Langhorne Slim sounds like nights made of 'bad decisions and dancing'
Langhorne Slim’s music often sounds like hot, sweaty summer nights made up of bad decisions and dancing -- and last Friday night at The Tractor was an evening just like that.
As Slim rose to the stage, his fedora outlining his recognizable silhouette, he rapid assaulted his guitar with strums as his backing band The Law prompted danceable grooves behind him. Slim may be a folk artist, but he and his band have a Glam Rock attitude with a Southern Rock response.
Many of the songs centered on recklessness, such as his minor hit “Wrong Side of Heaven,” with raucous rhythms and excited guitar lines.
“Most all of these songs are going to be a dance songs in some way,” Slim said part way into the beginning of his set. Jumping up and down Slim hit his head on a hanging speaker, but simply gave it an inquisitive look before going back to zipping back and forth between his band mates -- nothing was going to stop him from riling up the crowd.
Before Slim, the audience was warmed up by two local groups. Starting things off on the mellow end of things was Tiny Messengers, a brooding country outfit fronted by Kimo Muraki (formerly of Seattle indie rock band Fences). Muraki’s striking voice threw call backs to Jeremy Enigk but with a more smooth tone.

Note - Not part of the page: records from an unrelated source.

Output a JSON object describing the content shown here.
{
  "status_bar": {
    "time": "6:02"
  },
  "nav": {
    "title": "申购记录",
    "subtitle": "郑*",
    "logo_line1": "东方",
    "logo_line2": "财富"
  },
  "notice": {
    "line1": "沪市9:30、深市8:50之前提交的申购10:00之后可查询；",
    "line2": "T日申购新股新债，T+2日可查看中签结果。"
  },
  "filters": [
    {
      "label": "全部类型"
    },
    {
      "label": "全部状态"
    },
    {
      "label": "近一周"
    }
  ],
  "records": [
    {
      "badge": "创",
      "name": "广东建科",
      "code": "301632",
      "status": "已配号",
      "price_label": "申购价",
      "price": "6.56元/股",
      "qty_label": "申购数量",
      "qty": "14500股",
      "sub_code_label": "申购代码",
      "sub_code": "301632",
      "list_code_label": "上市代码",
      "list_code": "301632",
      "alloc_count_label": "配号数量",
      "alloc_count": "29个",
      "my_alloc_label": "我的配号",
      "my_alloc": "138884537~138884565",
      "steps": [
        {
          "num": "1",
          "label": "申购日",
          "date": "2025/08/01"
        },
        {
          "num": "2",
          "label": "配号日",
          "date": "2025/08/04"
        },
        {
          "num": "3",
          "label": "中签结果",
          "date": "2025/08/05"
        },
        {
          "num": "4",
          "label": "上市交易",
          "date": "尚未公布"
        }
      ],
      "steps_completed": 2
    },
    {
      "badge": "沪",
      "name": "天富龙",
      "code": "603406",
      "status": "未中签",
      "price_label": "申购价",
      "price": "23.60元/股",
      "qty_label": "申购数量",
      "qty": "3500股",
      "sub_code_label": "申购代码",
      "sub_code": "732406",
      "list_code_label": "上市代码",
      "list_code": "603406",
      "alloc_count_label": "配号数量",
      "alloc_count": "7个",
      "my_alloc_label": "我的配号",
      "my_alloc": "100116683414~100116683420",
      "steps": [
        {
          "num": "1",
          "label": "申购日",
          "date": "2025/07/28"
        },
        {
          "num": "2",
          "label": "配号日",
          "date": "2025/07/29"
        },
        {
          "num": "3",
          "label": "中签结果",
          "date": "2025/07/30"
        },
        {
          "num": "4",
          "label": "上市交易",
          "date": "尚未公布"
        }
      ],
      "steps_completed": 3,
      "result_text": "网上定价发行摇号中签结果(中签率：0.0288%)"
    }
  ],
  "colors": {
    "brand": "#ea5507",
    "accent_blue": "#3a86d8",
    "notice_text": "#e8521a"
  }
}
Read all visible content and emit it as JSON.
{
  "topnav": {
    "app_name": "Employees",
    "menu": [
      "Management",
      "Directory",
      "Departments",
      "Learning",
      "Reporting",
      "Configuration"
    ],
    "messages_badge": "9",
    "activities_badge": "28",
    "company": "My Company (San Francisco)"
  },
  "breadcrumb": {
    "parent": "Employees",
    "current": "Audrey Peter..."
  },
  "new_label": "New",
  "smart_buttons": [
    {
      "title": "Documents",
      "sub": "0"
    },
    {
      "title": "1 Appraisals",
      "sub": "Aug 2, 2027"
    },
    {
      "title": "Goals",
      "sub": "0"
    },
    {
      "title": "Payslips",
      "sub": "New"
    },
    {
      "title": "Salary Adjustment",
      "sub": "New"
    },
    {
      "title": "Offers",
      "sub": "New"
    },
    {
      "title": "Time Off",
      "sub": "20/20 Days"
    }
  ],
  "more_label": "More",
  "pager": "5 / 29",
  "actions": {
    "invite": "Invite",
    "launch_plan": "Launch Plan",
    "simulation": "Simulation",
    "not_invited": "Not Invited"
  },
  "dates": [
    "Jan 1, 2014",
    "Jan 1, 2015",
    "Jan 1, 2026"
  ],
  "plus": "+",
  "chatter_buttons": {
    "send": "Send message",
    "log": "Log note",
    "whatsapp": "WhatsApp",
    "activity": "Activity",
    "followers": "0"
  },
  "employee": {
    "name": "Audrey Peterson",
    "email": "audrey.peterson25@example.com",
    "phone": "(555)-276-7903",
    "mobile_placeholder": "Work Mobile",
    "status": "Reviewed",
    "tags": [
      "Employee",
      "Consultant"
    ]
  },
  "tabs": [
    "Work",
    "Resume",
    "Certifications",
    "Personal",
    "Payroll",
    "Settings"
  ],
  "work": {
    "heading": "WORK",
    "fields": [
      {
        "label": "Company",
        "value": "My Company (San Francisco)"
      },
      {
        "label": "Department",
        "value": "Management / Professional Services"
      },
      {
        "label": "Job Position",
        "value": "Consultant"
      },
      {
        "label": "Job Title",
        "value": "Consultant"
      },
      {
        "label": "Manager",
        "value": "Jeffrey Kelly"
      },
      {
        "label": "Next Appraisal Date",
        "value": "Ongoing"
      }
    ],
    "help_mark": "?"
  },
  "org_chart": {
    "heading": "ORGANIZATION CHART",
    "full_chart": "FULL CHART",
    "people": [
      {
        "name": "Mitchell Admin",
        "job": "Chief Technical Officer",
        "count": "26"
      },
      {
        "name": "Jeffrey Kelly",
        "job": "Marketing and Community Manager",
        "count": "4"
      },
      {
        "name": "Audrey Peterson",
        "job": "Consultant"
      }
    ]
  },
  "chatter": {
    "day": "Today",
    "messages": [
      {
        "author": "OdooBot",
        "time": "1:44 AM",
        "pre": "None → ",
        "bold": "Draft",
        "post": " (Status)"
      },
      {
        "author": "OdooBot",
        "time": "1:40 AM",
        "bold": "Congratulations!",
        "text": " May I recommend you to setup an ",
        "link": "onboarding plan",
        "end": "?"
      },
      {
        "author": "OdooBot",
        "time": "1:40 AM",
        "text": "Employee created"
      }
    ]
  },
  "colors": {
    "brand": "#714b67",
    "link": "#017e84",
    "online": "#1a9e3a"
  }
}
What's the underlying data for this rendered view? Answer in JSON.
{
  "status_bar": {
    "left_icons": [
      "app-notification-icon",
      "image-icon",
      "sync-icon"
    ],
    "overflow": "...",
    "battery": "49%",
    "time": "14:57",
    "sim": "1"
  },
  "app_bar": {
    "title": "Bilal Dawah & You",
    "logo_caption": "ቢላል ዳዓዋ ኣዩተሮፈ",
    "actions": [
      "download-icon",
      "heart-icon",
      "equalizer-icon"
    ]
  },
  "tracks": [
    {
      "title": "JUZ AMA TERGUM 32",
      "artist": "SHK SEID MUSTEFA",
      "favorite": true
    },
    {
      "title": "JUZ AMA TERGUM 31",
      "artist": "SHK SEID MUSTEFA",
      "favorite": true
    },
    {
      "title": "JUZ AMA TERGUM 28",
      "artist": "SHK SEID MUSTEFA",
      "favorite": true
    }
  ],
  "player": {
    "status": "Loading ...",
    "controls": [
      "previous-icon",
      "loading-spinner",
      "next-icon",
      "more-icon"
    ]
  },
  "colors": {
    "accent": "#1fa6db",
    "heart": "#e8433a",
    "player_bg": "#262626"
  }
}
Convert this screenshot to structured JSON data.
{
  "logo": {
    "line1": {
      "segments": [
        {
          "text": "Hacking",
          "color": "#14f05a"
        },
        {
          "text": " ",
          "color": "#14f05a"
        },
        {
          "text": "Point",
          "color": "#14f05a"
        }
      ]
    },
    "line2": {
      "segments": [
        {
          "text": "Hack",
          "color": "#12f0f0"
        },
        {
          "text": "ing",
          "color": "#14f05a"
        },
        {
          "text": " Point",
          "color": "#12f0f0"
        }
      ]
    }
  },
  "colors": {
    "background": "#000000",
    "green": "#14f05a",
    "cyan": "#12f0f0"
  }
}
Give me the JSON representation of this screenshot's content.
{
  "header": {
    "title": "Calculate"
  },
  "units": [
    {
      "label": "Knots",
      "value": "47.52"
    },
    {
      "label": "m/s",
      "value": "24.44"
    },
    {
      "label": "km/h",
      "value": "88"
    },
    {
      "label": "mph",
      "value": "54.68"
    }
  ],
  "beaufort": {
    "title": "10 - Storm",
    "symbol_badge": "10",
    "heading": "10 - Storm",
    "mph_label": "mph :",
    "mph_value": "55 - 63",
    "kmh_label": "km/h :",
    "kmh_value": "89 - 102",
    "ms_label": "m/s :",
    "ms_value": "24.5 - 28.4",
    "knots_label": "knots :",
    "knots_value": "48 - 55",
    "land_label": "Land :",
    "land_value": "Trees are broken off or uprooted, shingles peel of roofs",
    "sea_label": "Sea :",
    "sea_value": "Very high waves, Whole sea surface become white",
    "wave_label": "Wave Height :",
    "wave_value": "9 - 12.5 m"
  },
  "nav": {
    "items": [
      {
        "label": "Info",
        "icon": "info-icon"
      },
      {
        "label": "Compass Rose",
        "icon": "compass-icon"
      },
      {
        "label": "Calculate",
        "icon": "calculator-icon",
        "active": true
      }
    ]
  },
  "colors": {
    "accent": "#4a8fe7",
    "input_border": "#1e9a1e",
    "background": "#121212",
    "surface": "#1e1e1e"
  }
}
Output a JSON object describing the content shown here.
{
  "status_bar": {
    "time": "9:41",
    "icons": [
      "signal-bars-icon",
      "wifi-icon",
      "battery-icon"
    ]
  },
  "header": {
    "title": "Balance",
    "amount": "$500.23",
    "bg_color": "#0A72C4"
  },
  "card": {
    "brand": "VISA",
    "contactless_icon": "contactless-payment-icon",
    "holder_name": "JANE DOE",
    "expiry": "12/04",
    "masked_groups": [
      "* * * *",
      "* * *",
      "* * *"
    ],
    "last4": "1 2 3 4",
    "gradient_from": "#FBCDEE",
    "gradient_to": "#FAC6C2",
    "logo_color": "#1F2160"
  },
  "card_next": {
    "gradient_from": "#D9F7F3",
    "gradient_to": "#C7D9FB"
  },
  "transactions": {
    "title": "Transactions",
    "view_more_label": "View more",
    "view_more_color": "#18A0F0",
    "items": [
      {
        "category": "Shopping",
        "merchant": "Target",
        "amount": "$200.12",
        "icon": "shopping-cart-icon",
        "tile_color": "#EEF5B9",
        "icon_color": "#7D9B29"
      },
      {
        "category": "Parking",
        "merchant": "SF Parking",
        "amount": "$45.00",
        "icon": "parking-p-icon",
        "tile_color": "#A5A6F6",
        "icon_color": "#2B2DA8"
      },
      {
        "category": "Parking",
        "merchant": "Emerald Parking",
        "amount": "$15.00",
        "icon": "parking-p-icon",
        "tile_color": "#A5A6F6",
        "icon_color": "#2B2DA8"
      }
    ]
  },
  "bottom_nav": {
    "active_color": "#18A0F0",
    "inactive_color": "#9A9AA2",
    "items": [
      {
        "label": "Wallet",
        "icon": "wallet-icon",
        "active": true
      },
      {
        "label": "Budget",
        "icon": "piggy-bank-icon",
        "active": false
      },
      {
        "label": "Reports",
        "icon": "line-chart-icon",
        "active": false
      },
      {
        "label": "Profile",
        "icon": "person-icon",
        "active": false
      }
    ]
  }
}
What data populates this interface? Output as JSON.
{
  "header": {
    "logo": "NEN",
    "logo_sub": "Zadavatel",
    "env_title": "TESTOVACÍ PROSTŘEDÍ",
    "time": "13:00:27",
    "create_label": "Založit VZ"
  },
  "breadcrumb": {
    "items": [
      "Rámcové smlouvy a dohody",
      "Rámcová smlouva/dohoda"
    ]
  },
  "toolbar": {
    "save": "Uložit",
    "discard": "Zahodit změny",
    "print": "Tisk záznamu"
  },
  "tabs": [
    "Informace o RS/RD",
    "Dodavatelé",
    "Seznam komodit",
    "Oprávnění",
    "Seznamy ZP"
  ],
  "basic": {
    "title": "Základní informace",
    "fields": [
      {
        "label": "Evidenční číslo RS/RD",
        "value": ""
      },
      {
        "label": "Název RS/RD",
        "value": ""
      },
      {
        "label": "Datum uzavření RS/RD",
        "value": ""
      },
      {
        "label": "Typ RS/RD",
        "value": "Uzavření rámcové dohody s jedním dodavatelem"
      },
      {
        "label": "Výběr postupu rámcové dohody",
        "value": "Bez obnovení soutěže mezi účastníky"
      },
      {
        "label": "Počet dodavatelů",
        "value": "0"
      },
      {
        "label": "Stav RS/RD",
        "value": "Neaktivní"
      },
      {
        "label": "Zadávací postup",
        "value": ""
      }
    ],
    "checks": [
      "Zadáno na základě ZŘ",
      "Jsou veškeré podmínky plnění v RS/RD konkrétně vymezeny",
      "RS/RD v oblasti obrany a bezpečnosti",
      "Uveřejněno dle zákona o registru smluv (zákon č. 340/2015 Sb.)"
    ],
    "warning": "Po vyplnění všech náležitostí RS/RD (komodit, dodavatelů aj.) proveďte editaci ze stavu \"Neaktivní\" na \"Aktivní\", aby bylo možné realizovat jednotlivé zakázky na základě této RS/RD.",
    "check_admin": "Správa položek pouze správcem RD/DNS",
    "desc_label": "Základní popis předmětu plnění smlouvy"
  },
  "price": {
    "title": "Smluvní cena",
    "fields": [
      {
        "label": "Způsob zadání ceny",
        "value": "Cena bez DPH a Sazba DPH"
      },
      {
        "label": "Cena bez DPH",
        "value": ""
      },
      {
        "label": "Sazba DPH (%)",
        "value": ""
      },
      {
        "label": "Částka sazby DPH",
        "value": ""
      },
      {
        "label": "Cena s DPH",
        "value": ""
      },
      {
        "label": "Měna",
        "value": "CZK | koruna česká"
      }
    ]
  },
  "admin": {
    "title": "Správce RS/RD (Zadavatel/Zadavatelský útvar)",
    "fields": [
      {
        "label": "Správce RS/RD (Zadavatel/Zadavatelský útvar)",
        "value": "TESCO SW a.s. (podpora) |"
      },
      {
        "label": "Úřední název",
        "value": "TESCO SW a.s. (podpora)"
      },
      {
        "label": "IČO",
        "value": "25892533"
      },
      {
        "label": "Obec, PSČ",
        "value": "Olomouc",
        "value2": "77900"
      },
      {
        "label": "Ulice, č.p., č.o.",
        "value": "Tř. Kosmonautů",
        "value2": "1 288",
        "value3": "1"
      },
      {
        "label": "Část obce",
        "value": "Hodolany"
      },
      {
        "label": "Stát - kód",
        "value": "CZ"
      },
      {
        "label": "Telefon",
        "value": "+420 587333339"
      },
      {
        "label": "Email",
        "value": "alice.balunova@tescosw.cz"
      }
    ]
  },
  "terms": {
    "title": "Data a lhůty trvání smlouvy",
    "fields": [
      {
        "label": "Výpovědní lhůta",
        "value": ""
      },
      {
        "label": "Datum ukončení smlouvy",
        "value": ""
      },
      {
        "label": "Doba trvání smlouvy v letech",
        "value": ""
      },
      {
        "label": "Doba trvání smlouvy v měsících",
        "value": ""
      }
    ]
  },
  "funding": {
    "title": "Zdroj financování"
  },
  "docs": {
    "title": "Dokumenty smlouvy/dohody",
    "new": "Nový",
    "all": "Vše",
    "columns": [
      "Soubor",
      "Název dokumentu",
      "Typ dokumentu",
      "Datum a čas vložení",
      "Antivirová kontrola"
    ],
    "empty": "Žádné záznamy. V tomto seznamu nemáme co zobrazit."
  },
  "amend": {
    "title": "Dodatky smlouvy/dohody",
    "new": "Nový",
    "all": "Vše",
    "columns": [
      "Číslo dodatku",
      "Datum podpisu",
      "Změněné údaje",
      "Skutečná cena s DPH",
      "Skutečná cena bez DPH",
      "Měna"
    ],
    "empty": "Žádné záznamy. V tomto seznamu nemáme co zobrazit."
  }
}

If Slim is the fun loving teenager, Muraki and the Tiny Messengers were the heart broken college grads. The mix of banjo and steel guitar gave a darker and melancholic atmosphere as people filtered in to the Tractor.
Kay Kay and His Weathered Underground came on stage next with their 11-piece band. For fans of the bands last two albums, including 2011’s Introducing Kay Kay and His Weathered Underground, this performance may have been a shock. The group played primarily new material which was less quirky, grandiose indie rock and more grooving soul and funk.
Front man Kirk Huffman wore a sports coat and sunglasses and he took on the persona of a lounge singer. The crowd was impressively responsive and got their dancing warmed up just in time for Slim and his band.
While it was definitely a departure from their previously established sound, it was definitely a successful attempt as far as crowd response was concerned.
Kay Kay set a great bar of energy level, but Slim was able to see their challenge with a ‘check and mate.’ With his cracking vocals and body convulsions, Slim is a remarkable persona in the folk realm.